Provided entries —
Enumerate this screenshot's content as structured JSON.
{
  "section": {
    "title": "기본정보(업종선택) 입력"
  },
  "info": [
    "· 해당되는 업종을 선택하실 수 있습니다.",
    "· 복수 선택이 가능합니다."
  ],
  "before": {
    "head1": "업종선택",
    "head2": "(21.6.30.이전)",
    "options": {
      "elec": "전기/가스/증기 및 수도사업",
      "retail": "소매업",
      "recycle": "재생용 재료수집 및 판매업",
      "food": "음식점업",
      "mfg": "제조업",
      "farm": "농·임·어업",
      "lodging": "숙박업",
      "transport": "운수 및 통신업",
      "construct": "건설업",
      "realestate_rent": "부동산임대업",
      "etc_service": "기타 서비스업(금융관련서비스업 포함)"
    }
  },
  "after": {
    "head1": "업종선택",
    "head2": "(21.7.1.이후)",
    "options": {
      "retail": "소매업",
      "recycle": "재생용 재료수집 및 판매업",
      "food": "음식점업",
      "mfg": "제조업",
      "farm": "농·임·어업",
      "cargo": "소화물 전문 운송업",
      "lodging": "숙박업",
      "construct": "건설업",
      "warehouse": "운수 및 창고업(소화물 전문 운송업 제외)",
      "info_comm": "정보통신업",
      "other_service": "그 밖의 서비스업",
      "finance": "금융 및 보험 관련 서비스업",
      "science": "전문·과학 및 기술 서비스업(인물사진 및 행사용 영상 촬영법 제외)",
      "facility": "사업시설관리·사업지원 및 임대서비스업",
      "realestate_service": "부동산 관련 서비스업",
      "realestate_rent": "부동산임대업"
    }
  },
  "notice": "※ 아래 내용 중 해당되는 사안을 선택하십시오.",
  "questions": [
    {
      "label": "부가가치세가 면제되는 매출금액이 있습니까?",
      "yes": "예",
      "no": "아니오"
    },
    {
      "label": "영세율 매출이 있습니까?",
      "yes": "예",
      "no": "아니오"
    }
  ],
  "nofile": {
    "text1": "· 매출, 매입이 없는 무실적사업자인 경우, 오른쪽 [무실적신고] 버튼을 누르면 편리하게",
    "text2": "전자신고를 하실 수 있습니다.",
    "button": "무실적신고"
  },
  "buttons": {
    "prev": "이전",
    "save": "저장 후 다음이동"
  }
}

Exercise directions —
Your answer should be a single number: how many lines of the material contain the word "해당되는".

Solution —
2